For the sake of the permanent record, no one tells me what to write. I don’t write thinking I have to speak for some special interest. I’m happy to treat everyone the same.
That’s the beauty of cynicism. It allows someone to say, “I know why he’s really doing that, I know what’s really behind that,” and feel pretty smart, unencumbered by actual fact. I understand some people are advocates. People should advocate – aggressively, even forcefully. It’s not journalism – or even citizen-journalism – and it doesn’t have to be, but we ought to see it for what it is. Too often, it’s just opinion masquerading as fact.
Anyway, it has been an interesting and educational year, and as I said at the top, I hope and expect to do better.
As we begin the second year, two messages that we often see digitally displayed on roadways linger in my mind:
The first is “It can wait,” the anti-texting-while-driving motto. The problem is, with my rapidly aging memory, if I wait, I’ll forget. The sequence, over a period of about eight minutes, goes something like this: I need to call Melvin. Two minutes later: Oh, yeah, I meant to call Melvin. Two minutes later: There was somebody I meant to call. Two minutes later: Why am I holding this phone?

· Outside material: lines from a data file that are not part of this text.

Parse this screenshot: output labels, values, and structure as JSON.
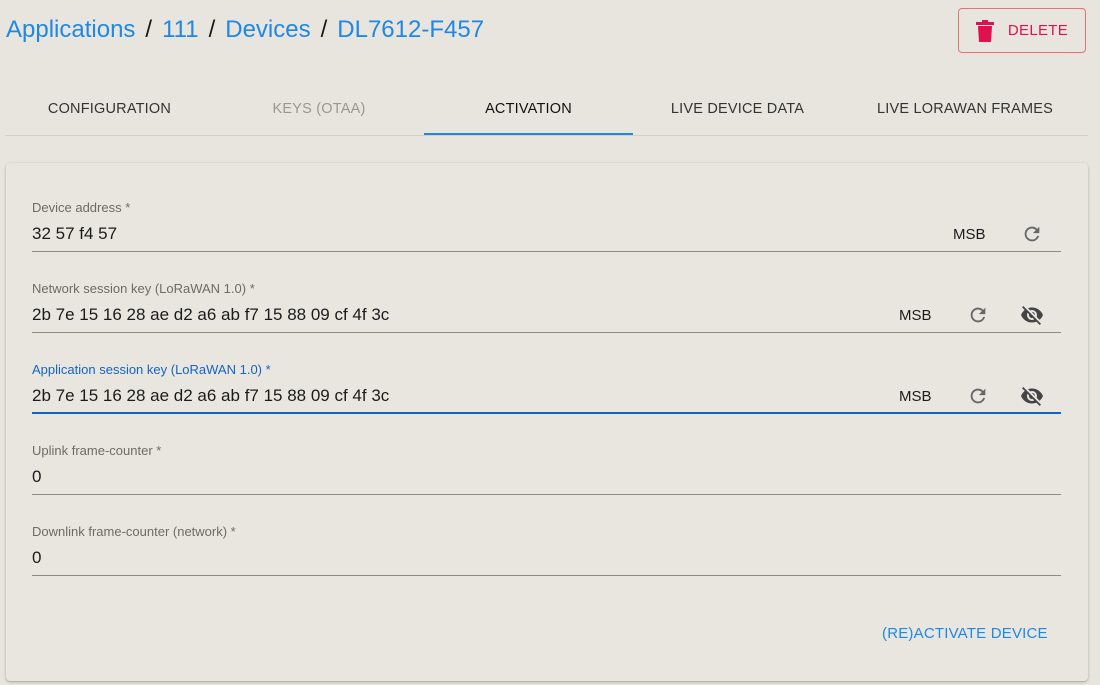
{
  "breadcrumb": {
    "applications": "Applications",
    "app_id": "111",
    "devices": "Devices",
    "device": "DL7612-F457",
    "separator": "/"
  },
  "header": {
    "delete_label": "DELETE"
  },
  "tabs": [
    {
      "label": "CONFIGURATION",
      "state": "normal"
    },
    {
      "label": "KEYS (OTAA)",
      "state": "disabled"
    },
    {
      "label": "ACTIVATION",
      "state": "active"
    },
    {
      "label": "LIVE DEVICE DATA",
      "state": "normal"
    },
    {
      "label": "LIVE LORAWAN FRAMES",
      "state": "normal"
    }
  ],
  "form": {
    "device_address": {
      "label": "Device address *",
      "value": "32 57 f4 57",
      "msb": "MSB"
    },
    "nwk_s_key": {
      "label": "Network session key (LoRaWAN 1.0) *",
      "value": "2b 7e 15 16 28 ae d2 a6 ab f7 15 88 09 cf 4f 3c",
      "msb": "MSB"
    },
    "app_s_key": {
      "label": "Application session key (LoRaWAN 1.0) *",
      "value": "2b 7e 15 16 28 ae d2 a6 ab f7 15 88 09 cf 4f 3c",
      "msb": "MSB"
    },
    "f_cnt_up": {
      "label": "Uplink frame-counter *",
      "value": "0"
    },
    "n_f_cnt_down": {
      "label": "Downlink frame-counter (network) *",
      "value": "0"
    }
  },
  "actions": {
    "activate_label": "(RE)ACTIVATE DEVICE"
  },
  "colors": {
    "link": "#1e88e5",
    "delete": "#e0114f",
    "focus": "#1565c0"
  },
  "icons": {
    "delete": "trash-icon",
    "refresh": "refresh-icon",
    "visibility": "visibility-off-icon"
  }
}
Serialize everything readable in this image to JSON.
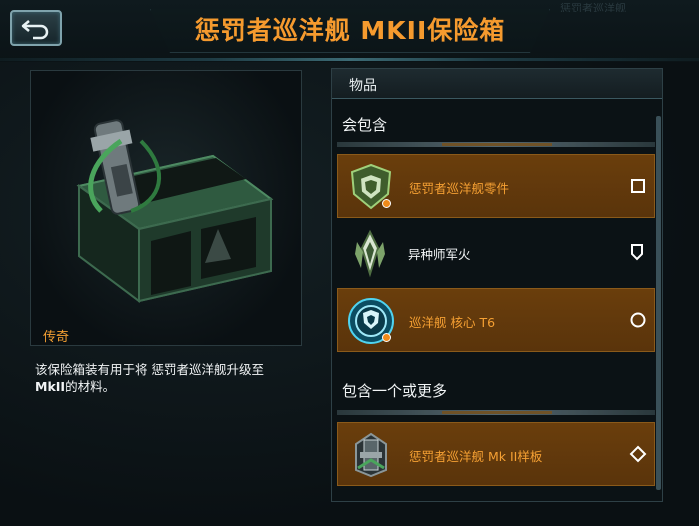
{
  "header": {
    "title": "惩罚者巡洋舰 MKII保险箱",
    "back_icon": "back-arrow-icon"
  },
  "deco_text": "惩罚者巡洋舰",
  "item_preview": {
    "rarity": "传奇",
    "description_part1": "该保险箱装有用于将 惩罚者巡洋舰升级至",
    "description_bold": "MkII",
    "description_part2": "的材料。"
  },
  "panel": {
    "title": "物品",
    "sections": [
      {
        "title": "会包含",
        "items": [
          {
            "label": "惩罚者巡洋舰零件",
            "style": "orange",
            "icon": "shield-part-icon",
            "badge": "square-icon"
          },
          {
            "label": "异种师军火",
            "style": "dark",
            "icon": "xeno-munitions-icon",
            "badge": "pentagon-icon"
          },
          {
            "label": "巡洋舰 核心 T6",
            "style": "orange",
            "icon": "core-shield-icon",
            "badge": "circle-icon"
          }
        ]
      },
      {
        "title": "包含一个或更多",
        "items": [
          {
            "label": "惩罚者巡洋舰 Mk II样板",
            "style": "orange",
            "icon": "blueprint-ship-icon",
            "badge": "diamond-icon"
          }
        ]
      }
    ]
  },
  "colors": {
    "accent_orange": "#f59a2e",
    "item_bg": "#6a3e0c",
    "frame": "#2e4046"
  }
}
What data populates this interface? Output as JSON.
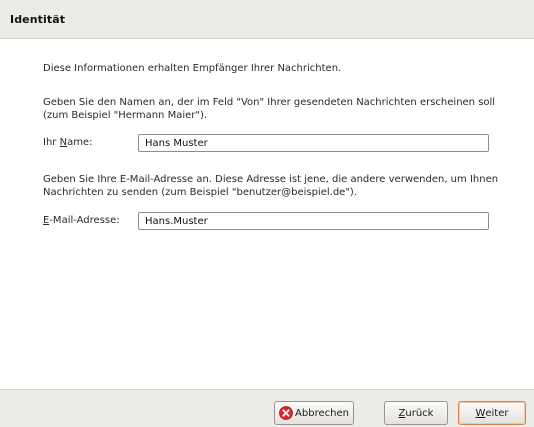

The second sign is this one: “Expect Delays.” I have seen that sign on more roadways on the Peninsula than I’ve seen stoplights.
I think it’s a good motto for the year ahead.
Contact Mark Simon at email@example.com.
*The opinions expressed in this column are the author’s own and do not necessarily reflect the views of Climate Online.